Christine Chang Photography

I was watching the Mr. Roger’s documentary when my heart softened hearing one of his loving messages: “I don’t think anyone can grow unless he’s loved exactly as he is rather than what he will be.”

Has anyone ever said, “You have so much potential”?  And for some reason, instead of hearing it as I can do great things, you heard I’m not doing great right now or Something’s wrong with the way I am right now.  I’m guilty of that.  And the timing and who the message comes from makes a big difference…

I was working at Nordstrom in downtown San Francisco when I received a phone call that I got accepted into UCLA.  I ran to my sister’s store nearby, we hugged, rejoiced and celebrated together in her stock room.  At some point between the hugging, my sister looked at me and said “you’re going to be so great. I just know it.”  That didn’t make me feel like I wasn’t great – something awesome just happened and my future was looking bright.  I took it as her words of truth and support. 

On the other hand, I’ve had tough business planning conversations with my better half while starting SilhouPETte.  He explained that he was invested in my success and that I have so much potential.  Regardless of his sweet efforts to advise and support me in my business, I took those words to mean I’m not doing enough right now — even though he’s the most supportive person in my life who truly wants the best for me. 
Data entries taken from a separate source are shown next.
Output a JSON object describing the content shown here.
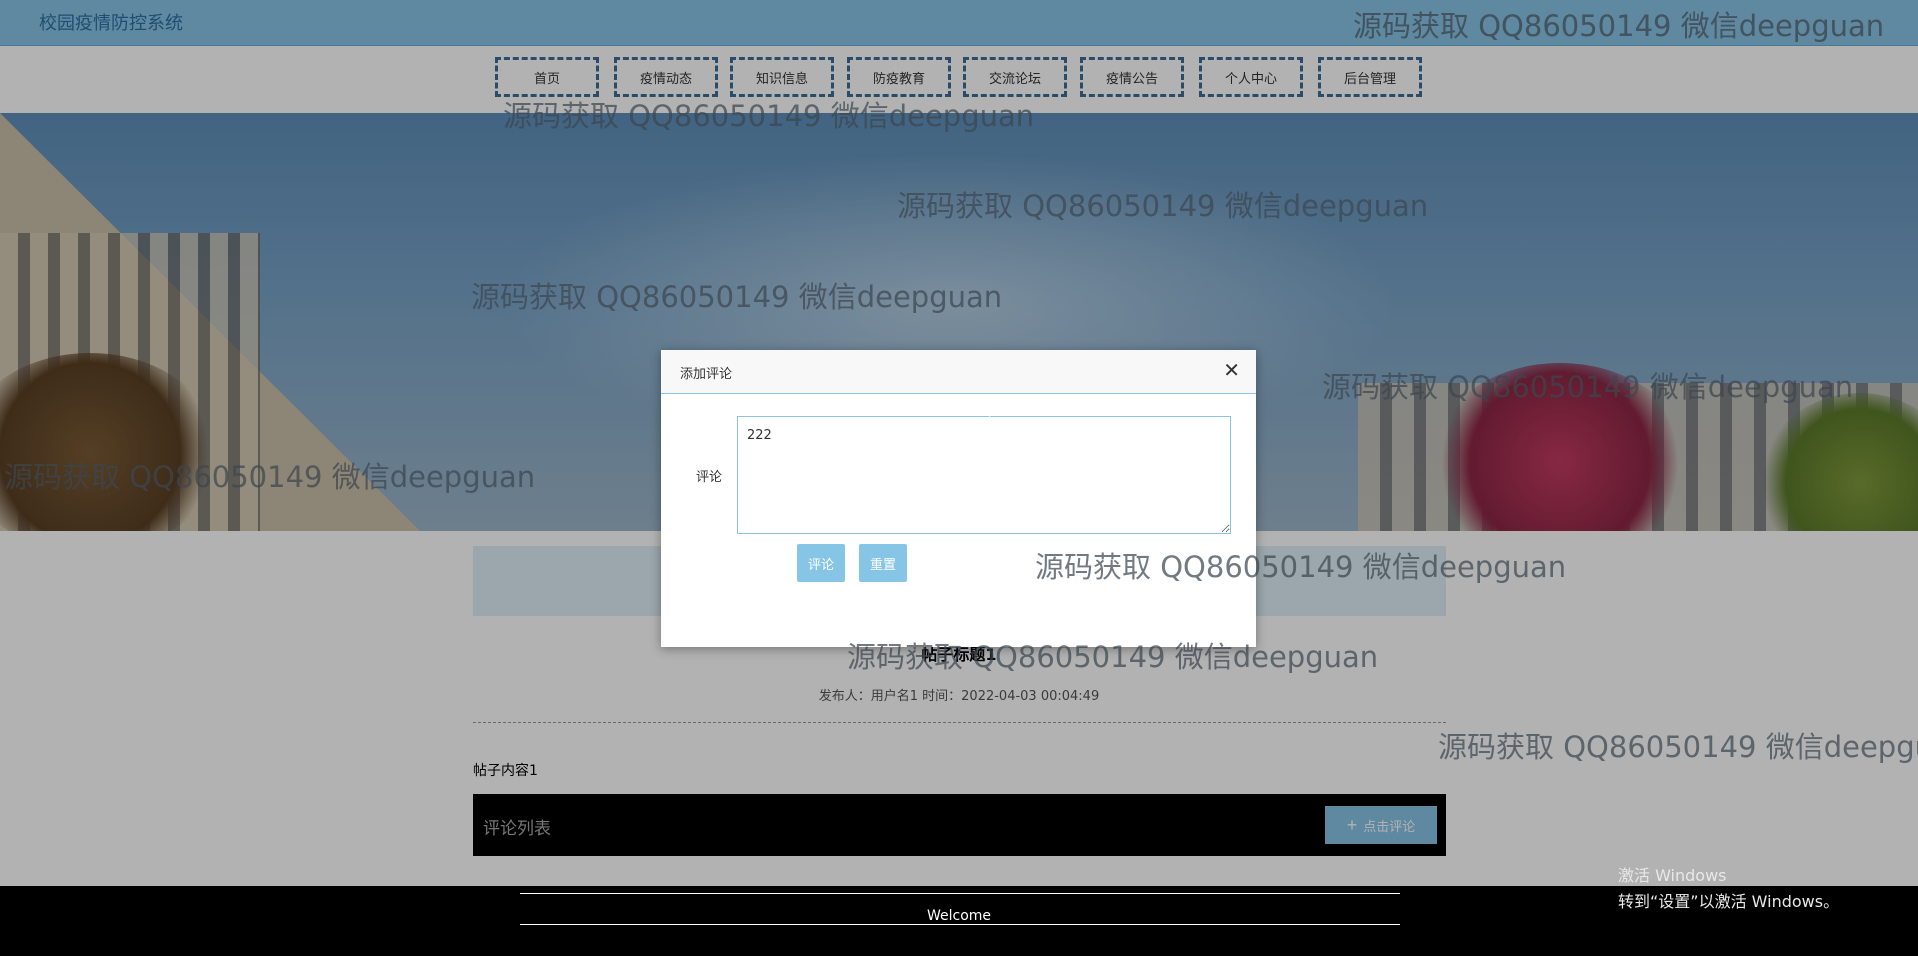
{
  "header": {
    "brand": "校园疫情防控系统"
  },
  "nav": {
    "items": [
      "首页",
      "疫情动态",
      "知识信息",
      "防疫教育",
      "交流论坛",
      "疫情公告",
      "个人中心",
      "后台管理"
    ]
  },
  "post": {
    "title": "帖子标题1",
    "meta": "发布人：用户名1 时间：2022-04-03 00:04:49",
    "content": "帖子内容1",
    "comment_list_title": "评论列表",
    "click_comment_label": "点击评论"
  },
  "modal": {
    "title": "添加评论",
    "field_label": "评论",
    "comment_value": "222",
    "submit_label": "评论",
    "reset_label": "重置"
  },
  "footer": {
    "welcome": "Welcome"
  },
  "watermark": {
    "text": "源码获取 QQ86050149 微信deepguan"
  },
  "windows": {
    "activate_title": "激活 Windows",
    "activate_hint": "转到“设置”以激活 Windows。"
  },
  "icons": {
    "close": "close-icon",
    "plus": "plus-icon"
  },
  "colors": {
    "accent": "#87c5e6",
    "nav_border": "#3d6d96",
    "footer": "#000000"
  }
}
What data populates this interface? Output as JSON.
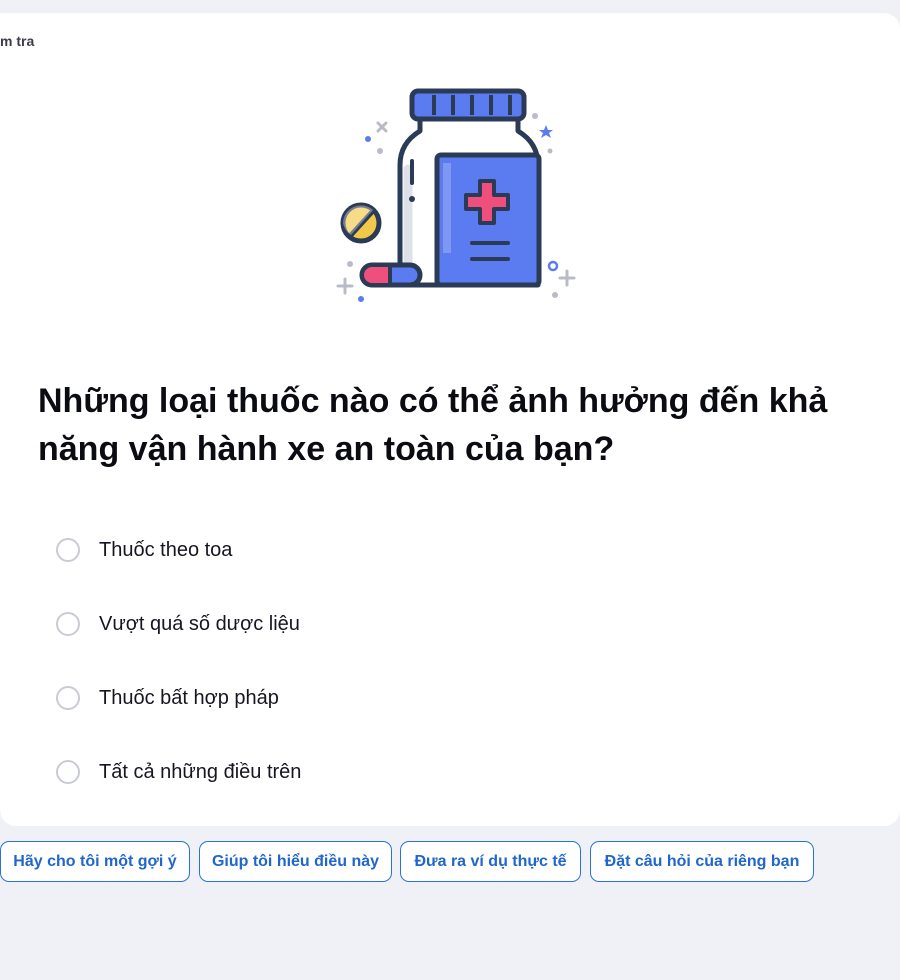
{
  "card": {
    "label": "m tra"
  },
  "illustration": {
    "icon": "medicine-bottle-icon",
    "colors": {
      "outline": "#2b3a55",
      "blue": "#5b7cf0",
      "cross": "#ef4f7c",
      "pill": "#f2c84b",
      "grey": "#b9bcc6"
    }
  },
  "question": {
    "text": "Những loại thuốc nào có thể ảnh hưởng đến khả năng vận hành xe an toàn của bạn?"
  },
  "options": [
    {
      "label": "Thuốc theo toa"
    },
    {
      "label": "Vượt quá số dược liệu"
    },
    {
      "label": "Thuốc bất hợp pháp"
    },
    {
      "label": "Tất cả những điều trên"
    }
  ],
  "chips": [
    {
      "label": "Hãy cho tôi một gợi ý"
    },
    {
      "label": "Giúp tôi hiểu điều này"
    },
    {
      "label": "Đưa ra ví dụ thực tế"
    },
    {
      "label": "Đặt câu hỏi của riêng bạn"
    }
  ],
  "colors": {
    "page_bg": "#f0f1f6",
    "card_bg": "#ffffff",
    "accent": "#2066cc",
    "radio_border": "#c9cbd4"
  }
}
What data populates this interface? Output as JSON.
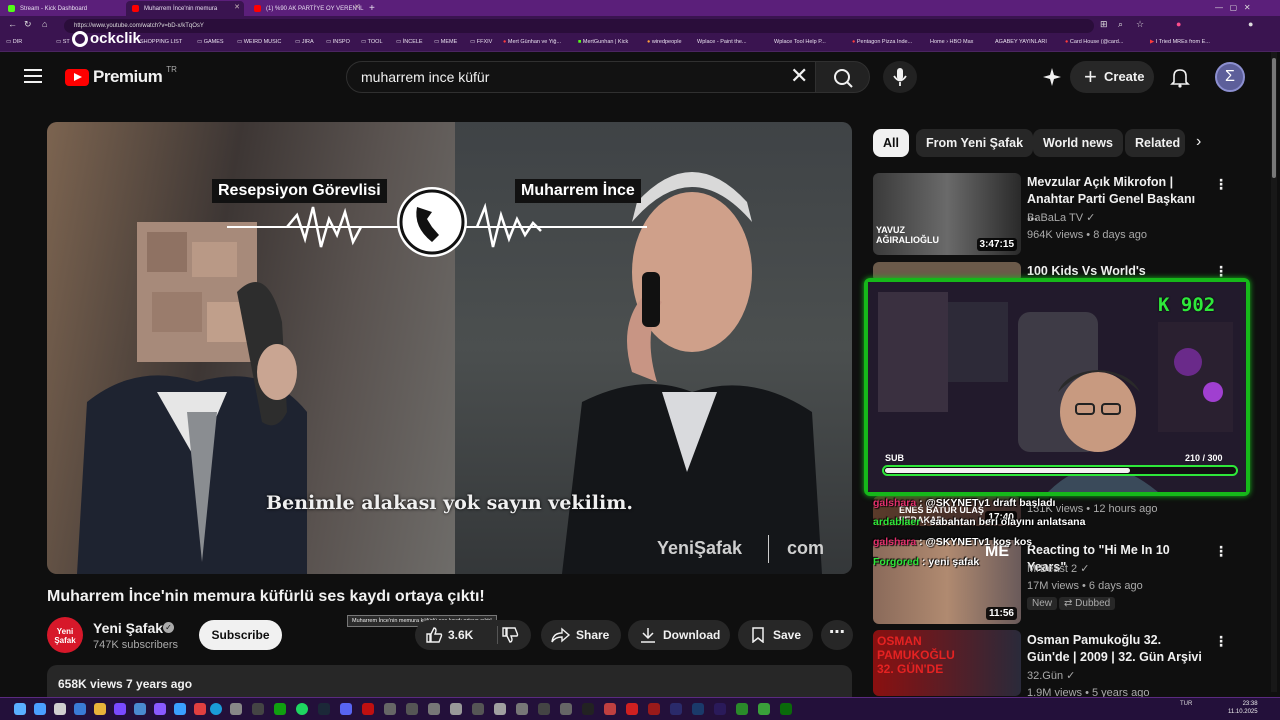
{
  "browser": {
    "tabs": [
      {
        "label": "Stream - Kick Dashboard",
        "color": "#53fc18"
      },
      {
        "label": "Muharrem İnce'nin memura",
        "color": "#ff0000"
      },
      {
        "label": "(1) %90 AK PARTİ'YE OY VEREN İL",
        "color": "#ff0000"
      }
    ],
    "new_tab": "+",
    "url": "https://www.youtube.com/watch?v=bD-x/kTqOsY",
    "bookmarks": [
      "DIR",
      "ST",
      "SHOPPING LIST",
      "GAMES",
      "WEIRD MUSIC",
      "JIRA",
      "INSPO",
      "TOOL",
      "İNCELE",
      "MEME",
      "FFXIV",
      "Mert Günhan ve Yiğ...",
      "MertGunhan | Kick",
      "wiredpeople",
      "Wplace - Paint the...",
      "Wplace Tool Help P...",
      "Pentagon Pizza Inde...",
      "Home › HBO Max",
      "AGABEY YAYINLARI",
      "Card House (@card...",
      "I Tried MREs from E..."
    ],
    "watermark": "ockclik"
  },
  "masthead": {
    "logo_text": "Premium",
    "country": "TR",
    "search_value": "muharrem ince küfür",
    "create_label": "Create",
    "avatar_glyph": "Σ"
  },
  "video": {
    "label_left": "Resepsiyon Görevlisi",
    "label_right": "Muharrem İnce",
    "subtitle": "Benimle alakası yok sayın vekilim.",
    "watermark_left": "YeniŞafak",
    "watermark_right": "com"
  },
  "meta": {
    "title": "Muharrem İnce'nin memura küfürlü ses kaydı ortaya çıktı!",
    "tooltip": "Muharrem İnce'nin memura küfürlü ses kaydı ortaya çıktı!",
    "channel_avatar": "Yeni Şafak",
    "channel": "Yeni Şafak",
    "subscribers": "747K subscribers",
    "subscribe": "Subscribe",
    "likes": "3.6K",
    "share": "Share",
    "download": "Download",
    "save": "Save",
    "views_line": "658K views  7 years ago"
  },
  "chips": [
    "All",
    "From Yeni Şafak",
    "World news",
    "Related"
  ],
  "sidebar": [
    {
      "title": "Mevzular Açık Mikrofon | Anahtar Parti Genel Başkanı ...",
      "channel": "BaBaLa TV",
      "meta": "964K views • 8 days ago",
      "duration": "3:47:15",
      "thumb_text": "YAVUZ AĞIRALIOĞLU"
    },
    {
      "title": "100 Kids Vs World's Strongest",
      "channel": "",
      "meta": "",
      "duration": "",
      "thumb_text": ""
    },
    {
      "title": "",
      "channel": "",
      "meta": "131K views • 12 hours ago",
      "duration": "17:40",
      "thumb_text": "ENES BATUR ULAŞ FEDAKAR"
    },
    {
      "title": "Reacting to \"Hi Me In 10 Years\"",
      "channel": "MrBeast 2",
      "meta": "17M views • 6 days ago",
      "duration": "11:56",
      "badges": [
        "New",
        "Dubbed"
      ],
      "thumb_text": "ME"
    },
    {
      "title": "Osman Pamukoğlu 32. Gün'de | 2009 | 32. Gün Arşivi",
      "channel": "32.Gün",
      "meta": "1.9M views • 5 years ago",
      "duration": "",
      "thumb_text": "OSMAN PAMUKOĞLU 32. GÜN'DE"
    }
  ],
  "stream_overlay": {
    "code": "K 902",
    "sub_label": "SUB",
    "sub_count": "210  /  300",
    "sub_progress": 0.7
  },
  "chat": [
    {
      "user": "galshara",
      "text": ": @SKYNETv1 draft başladı"
    },
    {
      "user": "ardablaer",
      "text": ": sabahtan beri olayını anlatsana"
    },
    {
      "user": "galshara",
      "text": ": @SKYNETv1 koş koş"
    },
    {
      "user": "Forgored",
      "text": ": yeni şafak"
    }
  ],
  "taskbar": {
    "tray": "TUR",
    "time": "23:38",
    "date": "11.10.2025"
  },
  "colors": {
    "brand_red": "#ff0000",
    "overlay_green": "#2ee83a",
    "chat_pink": "#e1306c",
    "bg": "#0f0f0f",
    "chrome": "#5b1f7a"
  }
}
When we hear something that makes us feel unaccepted for who we are right now, it can feel like a setback that really hurts.  There’s so much freedom in being accepted exactly as we are, successes and failures, healthy eater or junk food addict (I’ve been both), and in my case, anxiety-stricken and panic attack prone.

I suffered from anxiety and panic attacks when Mark and I were dating.  My anxieties would occasionally start some kind of argument, and we’d go to bed upset.  Not resolving our issues before bedtime would create an all-hell-broke-loose-disaster in my mind and I would have a panic attack just after the lights went off at bedtime.  It was torture for both of us and Mark had no idea how to handle it. 

Initially, he’d get annoyed, toss, turn and huff, and sometimes sleep in another room (we were just in an argument after all).  That only made the impact harder for me to deal with.  I’d call a best friend who I knew was up at 2am (love you, Lisa), and she’d talk me through it.  After this happened a couple times, I wished my boyfriend who became my fiancé in time, would be the one I could go to, to talk me through it.  I don’t know what changed, but at some point, he became that person. 

He started to notice the cycle, recognized signs of it coming, and instead of leaving the room, he’d pull the blankets back, turn on the lights (wasn’t the most gentle approach, but it worked), and tell me to get up and move around.  The first time he did that, it shook me so much that my panic attack ended immediately.  When Mark took action to help me deal with my panic attacks, I felt accepted and loved, with panic attacks and all. 

It happened only a couple more times after that.  Eventually between switching birth control pills (should have been an obvious one!) and gaining confidence that I could be “flawed” and still loved – the panic attacks and anxiety disappeared. 

Mark showing that he accepted what once felt like a major flaw, made it feel like less of one.  It gave me space to talk to him about it, look for answers together, and heal.  We look back at those anxious early days in disbelief that that was actually me.

Having just one person – especially the person I’m most intimate with – accept me and not run away during those intense moments, gave me the space to grow out of them.  Mark and I have been together since 2009 and 2010 was the last time I had an attack.  I am so grateful that he stood by my side, while we worked through it as a team.

With my whole heart I truly believe that we all can grow, when we are accepted exactly as we are. There is more freedom than we can imagine in acceptance, and what we resist — about others or ourselves — always persists. Once given the gift of acceptance by others to be exactly who we are, there is an opportunity for them to choose us or not. Once we accept ourselves exactly as we are, we give ourselves space to choose a new path or stay on the same one.